Roller-coaster grass growth impacting on farm finances
The roller-coaster nature of grass growth in 2012 is proving to be quite challenging. The difficulties and uncertainty which this growth pattern is causing on farms highlights the importance of good grass management, particularly with the recent escalation of farm input costs.
It is easy to forget that it's barely one generation since the traditional skills of good crop and grass management were swept aside by a new breed of young farmers equipped with fertiliser spreaders and tractors.
Now it seems that things are changing again.
Gone is the cheap supply of fertiliser and diesel which drove the Irish version of the 'Green Revolution'. Now it's all about utilising our natural ability to grow great grass in the most cost-effective manner possible. Luckily, this has coincided with a growing consumer demand for naturally-produced food.
On the subject of grass, last week I had a very interesting visit from north Minnesota beef farmer Rick Olson and his daughter Carrie, who were holidaying in Ireland.
Rick produces grass-fed beef sourced from local dairy herds and wanted to visit grass-fed beef farms in Ireland.
It was great to compare systems here and in Minnesota, and also hear how the benefits of grass-fed beef are highly regarded in the United States, so much so that it now commands a premium price.

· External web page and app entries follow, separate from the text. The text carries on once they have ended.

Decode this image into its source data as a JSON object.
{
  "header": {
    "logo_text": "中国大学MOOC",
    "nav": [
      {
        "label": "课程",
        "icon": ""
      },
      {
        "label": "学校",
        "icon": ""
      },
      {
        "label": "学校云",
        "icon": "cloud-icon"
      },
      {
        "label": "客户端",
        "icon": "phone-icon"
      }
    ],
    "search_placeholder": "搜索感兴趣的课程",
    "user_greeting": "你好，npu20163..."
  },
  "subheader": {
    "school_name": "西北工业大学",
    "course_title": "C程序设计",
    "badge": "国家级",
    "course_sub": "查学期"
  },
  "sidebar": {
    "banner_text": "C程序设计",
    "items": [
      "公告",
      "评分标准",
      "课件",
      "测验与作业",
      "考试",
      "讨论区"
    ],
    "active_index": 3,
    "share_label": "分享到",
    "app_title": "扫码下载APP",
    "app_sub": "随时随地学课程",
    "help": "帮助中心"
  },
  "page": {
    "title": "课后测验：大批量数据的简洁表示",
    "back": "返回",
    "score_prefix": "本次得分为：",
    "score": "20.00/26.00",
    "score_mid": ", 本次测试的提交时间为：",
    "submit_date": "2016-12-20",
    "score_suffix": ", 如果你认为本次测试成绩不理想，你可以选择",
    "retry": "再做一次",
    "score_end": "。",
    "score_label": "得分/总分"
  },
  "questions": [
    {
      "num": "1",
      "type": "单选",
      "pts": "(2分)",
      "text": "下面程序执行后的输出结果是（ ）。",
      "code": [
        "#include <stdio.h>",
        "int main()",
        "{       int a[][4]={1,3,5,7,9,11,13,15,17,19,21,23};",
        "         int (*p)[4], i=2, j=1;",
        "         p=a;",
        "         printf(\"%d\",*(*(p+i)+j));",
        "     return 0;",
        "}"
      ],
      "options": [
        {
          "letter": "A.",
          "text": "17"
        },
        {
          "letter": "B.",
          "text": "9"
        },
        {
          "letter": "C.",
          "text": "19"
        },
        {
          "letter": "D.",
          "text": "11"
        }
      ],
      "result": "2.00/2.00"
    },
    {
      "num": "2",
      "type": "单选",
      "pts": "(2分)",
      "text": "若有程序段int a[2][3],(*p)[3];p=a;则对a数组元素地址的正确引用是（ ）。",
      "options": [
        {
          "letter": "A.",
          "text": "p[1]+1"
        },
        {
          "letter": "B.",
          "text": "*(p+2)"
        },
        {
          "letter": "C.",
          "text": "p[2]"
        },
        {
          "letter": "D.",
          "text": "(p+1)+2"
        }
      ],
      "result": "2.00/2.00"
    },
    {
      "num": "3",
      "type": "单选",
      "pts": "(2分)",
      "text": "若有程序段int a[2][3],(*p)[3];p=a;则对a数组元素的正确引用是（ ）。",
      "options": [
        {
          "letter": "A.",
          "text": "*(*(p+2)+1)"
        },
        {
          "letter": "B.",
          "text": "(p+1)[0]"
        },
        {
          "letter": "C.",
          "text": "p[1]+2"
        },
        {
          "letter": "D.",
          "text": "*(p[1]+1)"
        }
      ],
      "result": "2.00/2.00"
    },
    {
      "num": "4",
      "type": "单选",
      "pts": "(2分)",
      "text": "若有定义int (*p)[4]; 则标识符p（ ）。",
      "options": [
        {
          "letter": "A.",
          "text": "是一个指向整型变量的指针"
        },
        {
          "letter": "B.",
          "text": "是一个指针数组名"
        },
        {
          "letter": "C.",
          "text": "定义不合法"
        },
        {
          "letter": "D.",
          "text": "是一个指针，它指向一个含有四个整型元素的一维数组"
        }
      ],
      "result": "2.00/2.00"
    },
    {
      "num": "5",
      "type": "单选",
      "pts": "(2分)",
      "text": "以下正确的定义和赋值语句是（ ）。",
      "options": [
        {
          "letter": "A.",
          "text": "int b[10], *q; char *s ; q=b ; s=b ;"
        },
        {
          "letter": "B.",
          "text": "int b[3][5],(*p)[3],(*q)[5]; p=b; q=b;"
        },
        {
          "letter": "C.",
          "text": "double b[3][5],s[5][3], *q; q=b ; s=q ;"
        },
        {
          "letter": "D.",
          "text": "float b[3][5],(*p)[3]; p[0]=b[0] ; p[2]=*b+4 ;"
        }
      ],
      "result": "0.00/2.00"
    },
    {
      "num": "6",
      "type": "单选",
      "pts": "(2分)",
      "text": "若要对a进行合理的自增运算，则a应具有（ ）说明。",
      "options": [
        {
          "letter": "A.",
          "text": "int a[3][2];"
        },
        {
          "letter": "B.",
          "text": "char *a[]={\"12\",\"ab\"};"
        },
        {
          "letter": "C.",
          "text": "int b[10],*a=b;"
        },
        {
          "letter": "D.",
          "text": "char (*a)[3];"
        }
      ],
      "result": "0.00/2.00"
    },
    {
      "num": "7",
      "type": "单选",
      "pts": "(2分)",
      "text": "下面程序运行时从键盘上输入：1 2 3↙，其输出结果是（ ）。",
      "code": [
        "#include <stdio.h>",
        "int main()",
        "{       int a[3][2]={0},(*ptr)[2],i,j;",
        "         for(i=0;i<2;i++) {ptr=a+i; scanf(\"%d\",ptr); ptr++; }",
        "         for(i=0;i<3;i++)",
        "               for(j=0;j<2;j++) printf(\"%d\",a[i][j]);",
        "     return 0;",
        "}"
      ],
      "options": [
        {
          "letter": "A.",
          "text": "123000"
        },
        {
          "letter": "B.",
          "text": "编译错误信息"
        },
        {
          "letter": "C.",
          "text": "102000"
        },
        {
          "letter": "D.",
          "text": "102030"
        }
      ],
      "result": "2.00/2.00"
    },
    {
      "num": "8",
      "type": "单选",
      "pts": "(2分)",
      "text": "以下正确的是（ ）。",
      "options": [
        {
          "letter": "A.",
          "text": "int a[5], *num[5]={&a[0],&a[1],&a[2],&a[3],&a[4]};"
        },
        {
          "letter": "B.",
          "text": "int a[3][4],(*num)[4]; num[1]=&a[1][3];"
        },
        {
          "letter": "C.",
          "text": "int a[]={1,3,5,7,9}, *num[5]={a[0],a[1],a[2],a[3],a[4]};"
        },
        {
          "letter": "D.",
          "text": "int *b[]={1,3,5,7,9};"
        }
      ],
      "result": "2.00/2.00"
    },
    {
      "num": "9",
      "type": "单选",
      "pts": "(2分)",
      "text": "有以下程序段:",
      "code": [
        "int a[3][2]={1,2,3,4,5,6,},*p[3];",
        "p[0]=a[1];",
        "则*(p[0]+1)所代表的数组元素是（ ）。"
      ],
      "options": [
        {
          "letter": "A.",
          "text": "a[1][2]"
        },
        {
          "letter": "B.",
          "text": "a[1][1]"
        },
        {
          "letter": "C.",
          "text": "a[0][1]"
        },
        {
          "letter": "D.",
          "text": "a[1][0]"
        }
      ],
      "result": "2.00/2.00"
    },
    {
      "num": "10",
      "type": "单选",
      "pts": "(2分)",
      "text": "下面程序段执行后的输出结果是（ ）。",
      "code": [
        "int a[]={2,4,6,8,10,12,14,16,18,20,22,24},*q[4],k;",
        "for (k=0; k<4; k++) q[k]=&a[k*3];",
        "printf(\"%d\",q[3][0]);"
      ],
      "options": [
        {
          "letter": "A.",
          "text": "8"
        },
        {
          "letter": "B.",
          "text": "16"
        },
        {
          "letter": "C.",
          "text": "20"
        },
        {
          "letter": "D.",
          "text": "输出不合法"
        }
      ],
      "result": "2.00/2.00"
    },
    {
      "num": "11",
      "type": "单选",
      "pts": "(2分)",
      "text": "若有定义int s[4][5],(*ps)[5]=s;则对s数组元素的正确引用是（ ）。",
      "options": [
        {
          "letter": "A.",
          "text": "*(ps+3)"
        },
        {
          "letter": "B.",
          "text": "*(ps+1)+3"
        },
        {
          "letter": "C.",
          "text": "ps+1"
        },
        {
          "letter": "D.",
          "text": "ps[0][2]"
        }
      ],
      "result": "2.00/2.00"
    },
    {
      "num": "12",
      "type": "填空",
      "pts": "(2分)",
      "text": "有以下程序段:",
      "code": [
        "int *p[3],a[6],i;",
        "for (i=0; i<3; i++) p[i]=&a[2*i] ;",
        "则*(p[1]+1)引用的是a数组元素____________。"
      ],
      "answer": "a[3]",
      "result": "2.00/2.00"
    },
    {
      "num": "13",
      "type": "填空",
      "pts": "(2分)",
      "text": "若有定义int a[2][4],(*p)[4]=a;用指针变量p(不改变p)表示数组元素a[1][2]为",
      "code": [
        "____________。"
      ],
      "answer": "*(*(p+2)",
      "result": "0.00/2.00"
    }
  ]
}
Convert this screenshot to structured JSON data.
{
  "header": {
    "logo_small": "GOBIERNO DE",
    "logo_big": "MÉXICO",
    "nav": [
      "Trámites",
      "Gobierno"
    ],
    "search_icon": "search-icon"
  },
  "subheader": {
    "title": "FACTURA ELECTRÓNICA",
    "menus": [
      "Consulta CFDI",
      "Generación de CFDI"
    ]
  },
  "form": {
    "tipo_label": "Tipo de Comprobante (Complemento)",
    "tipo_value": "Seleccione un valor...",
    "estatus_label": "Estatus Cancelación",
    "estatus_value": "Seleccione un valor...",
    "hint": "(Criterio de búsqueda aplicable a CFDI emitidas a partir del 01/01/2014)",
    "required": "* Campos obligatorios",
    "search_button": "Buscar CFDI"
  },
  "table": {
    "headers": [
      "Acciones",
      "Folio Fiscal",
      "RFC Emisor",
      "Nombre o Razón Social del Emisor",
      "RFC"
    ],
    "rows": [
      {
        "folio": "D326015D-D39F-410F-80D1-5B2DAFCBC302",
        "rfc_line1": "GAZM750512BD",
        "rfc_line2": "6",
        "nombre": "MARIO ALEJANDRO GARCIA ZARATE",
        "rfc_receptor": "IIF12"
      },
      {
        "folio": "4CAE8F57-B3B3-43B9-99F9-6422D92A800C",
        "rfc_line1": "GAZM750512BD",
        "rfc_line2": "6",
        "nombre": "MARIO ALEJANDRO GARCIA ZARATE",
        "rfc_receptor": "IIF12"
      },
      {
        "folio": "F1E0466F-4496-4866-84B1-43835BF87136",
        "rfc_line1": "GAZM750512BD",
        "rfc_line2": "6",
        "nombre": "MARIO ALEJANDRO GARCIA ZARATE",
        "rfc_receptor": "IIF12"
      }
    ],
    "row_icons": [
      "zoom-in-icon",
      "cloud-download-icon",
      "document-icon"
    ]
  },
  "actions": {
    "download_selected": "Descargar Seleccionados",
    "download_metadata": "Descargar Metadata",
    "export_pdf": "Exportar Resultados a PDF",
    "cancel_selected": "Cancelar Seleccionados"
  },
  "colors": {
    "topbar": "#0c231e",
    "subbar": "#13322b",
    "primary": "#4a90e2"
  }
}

Recently, I also had the opportunity to attend an agri-food conference in Dublin.